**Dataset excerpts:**

═══

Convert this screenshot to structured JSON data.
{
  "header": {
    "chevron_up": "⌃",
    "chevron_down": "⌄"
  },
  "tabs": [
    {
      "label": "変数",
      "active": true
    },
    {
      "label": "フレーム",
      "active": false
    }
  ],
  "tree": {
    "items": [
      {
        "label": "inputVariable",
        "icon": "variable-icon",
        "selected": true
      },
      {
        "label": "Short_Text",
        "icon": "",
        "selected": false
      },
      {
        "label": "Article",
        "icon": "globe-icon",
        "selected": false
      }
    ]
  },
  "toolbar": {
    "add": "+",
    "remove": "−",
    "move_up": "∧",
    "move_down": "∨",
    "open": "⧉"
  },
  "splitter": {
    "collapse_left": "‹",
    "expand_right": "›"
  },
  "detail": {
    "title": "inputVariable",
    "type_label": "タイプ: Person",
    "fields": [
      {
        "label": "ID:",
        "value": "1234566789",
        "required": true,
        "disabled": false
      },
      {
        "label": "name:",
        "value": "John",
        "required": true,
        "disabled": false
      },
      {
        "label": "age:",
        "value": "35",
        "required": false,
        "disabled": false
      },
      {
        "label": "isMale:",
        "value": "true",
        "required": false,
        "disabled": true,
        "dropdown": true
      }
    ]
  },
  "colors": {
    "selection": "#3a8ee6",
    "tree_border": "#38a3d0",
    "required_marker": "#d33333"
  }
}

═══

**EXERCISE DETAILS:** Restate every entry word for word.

**SOLUTION TO THE PROBLEM:**
Convert this screenshot to structured JSON data.
{
  "header": {
    "chevron_up": "⌃",
    "chevron_down": "⌄"
  },
  "tabs": [
    {
      "label": "変数",
      "active": true
    },
    {
      "label": "フレーム",
      "active": false
    }
  ],
  "tree": {
    "items": [
      {
        "label": "inputVariable",
        "icon": "variable-icon",
        "selected": true
      },
      {
        "label": "Short_Text",
        "icon": "",
        "selected": false
      },
      {
        "label": "Article",
        "icon": "globe-icon",
        "selected": false
      }
    ]
  },
  "toolbar": {
    "add": "+",
    "remove": "−",
    "move_up": "∧",
    "move_down": "∨",
    "open": "⧉"
  },
  "splitter": {
    "collapse_left": "‹",
    "expand_right": "›"
  },
  "detail": {
    "title": "inputVariable",
    "type_label": "タイプ: Person",
    "fields": [
      {
        "label": "ID:",
        "value": "1234566789",
        "required": true,
        "disabled": false
      },
      {
        "label": "name:",
        "value": "John",
        "required": true,
        "disabled": false
      },
      {
        "label": "age:",
        "value": "35",
        "required": false,
        "disabled": false
      },
      {
        "label": "isMale:",
        "value": "true",
        "required": false,
        "disabled": true,
        "dropdown": true
      }
    ]
  },
  "colors": {
    "selection": "#3a8ee6",
    "tree_border": "#38a3d0",
    "required_marker": "#d33333"
  }
}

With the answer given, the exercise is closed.